→ **PROBLEM STATEMENT**
Below is a block of records. Copy every line in it that contains the word "Sukuna".
[MATERIAL PROVIDED Boundary: Start]
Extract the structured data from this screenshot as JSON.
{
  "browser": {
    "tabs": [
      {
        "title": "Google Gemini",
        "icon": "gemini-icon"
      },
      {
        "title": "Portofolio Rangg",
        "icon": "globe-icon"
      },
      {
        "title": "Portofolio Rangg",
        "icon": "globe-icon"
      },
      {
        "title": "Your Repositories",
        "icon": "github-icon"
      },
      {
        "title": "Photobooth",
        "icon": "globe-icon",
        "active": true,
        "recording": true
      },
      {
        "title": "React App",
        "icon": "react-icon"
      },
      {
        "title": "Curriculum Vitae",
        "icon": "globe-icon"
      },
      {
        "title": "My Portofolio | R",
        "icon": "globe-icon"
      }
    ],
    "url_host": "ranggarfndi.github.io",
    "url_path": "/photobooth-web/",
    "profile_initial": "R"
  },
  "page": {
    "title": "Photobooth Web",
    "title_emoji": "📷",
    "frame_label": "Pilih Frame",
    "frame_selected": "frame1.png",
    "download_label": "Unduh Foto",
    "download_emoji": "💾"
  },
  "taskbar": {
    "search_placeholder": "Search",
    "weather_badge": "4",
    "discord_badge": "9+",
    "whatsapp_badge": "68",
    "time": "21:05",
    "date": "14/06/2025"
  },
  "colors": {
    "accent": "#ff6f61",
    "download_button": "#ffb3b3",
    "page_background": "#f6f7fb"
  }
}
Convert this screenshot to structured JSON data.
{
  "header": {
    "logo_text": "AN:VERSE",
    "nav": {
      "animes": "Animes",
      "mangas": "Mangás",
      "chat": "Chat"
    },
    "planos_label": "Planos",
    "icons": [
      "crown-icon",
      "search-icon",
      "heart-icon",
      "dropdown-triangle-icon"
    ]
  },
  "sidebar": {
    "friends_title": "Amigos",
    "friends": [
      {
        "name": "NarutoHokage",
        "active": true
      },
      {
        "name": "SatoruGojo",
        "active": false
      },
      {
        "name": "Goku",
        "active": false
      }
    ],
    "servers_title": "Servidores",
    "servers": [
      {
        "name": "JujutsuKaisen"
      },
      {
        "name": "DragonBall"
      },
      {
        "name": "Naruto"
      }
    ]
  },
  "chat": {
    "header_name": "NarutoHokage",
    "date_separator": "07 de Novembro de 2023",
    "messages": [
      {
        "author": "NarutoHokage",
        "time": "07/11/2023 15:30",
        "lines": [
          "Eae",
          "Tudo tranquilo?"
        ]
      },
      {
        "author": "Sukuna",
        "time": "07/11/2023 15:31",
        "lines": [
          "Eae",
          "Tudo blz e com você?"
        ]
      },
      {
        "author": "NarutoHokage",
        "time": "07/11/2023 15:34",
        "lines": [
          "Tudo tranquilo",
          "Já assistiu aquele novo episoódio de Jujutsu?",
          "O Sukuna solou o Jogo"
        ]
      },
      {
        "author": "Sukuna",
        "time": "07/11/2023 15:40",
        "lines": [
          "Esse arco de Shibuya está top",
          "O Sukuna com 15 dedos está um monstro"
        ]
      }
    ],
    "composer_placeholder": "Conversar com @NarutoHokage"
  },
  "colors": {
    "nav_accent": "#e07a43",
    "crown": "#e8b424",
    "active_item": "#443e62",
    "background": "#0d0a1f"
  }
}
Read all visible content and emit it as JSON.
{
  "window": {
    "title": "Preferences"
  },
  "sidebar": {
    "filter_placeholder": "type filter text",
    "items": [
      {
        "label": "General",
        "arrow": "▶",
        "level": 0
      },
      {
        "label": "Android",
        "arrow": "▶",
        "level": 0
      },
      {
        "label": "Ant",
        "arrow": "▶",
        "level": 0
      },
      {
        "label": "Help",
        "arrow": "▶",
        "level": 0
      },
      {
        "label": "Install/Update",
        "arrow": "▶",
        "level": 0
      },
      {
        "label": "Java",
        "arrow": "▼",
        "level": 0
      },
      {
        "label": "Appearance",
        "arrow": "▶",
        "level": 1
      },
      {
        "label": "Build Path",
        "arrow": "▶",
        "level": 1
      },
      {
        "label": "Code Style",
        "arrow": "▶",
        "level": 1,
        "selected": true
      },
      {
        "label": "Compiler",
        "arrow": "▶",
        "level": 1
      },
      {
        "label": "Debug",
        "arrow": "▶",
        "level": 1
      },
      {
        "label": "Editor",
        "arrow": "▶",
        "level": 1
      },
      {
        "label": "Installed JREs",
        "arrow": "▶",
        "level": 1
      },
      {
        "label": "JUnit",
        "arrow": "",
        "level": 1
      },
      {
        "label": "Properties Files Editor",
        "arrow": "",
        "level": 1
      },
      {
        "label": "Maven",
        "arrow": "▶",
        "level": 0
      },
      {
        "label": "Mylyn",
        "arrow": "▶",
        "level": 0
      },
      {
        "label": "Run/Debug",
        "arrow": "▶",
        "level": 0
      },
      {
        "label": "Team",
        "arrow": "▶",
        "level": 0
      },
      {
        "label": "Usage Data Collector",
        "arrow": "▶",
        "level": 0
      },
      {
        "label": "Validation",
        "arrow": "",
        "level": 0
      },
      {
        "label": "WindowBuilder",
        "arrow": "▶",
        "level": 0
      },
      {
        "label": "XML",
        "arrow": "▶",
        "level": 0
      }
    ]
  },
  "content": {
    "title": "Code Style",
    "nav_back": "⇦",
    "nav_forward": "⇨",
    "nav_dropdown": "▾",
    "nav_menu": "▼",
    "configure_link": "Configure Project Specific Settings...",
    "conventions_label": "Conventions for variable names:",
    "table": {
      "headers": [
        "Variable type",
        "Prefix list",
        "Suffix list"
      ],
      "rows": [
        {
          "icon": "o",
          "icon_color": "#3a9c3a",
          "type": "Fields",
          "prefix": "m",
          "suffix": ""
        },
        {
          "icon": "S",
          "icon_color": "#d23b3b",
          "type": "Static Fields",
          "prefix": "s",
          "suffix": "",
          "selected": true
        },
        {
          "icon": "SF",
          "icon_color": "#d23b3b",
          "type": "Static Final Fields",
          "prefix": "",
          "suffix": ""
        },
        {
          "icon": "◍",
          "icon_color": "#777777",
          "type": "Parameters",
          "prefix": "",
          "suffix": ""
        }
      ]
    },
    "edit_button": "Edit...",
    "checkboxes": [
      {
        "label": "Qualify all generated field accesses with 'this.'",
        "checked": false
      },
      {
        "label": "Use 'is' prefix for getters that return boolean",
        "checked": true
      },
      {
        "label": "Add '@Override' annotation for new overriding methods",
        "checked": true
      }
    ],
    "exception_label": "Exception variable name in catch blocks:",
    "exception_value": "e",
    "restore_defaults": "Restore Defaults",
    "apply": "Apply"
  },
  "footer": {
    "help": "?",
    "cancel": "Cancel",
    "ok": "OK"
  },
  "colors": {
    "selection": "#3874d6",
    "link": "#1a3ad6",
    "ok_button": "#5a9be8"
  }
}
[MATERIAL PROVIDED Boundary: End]
→ **RESPONSE FOR THIS EXERCISE**
        "author": "Sukuna",
          "O Sukuna solou o Jogo"
        "author": "Sukuna",
          "O Sukuna com 15 dedos está um monstro"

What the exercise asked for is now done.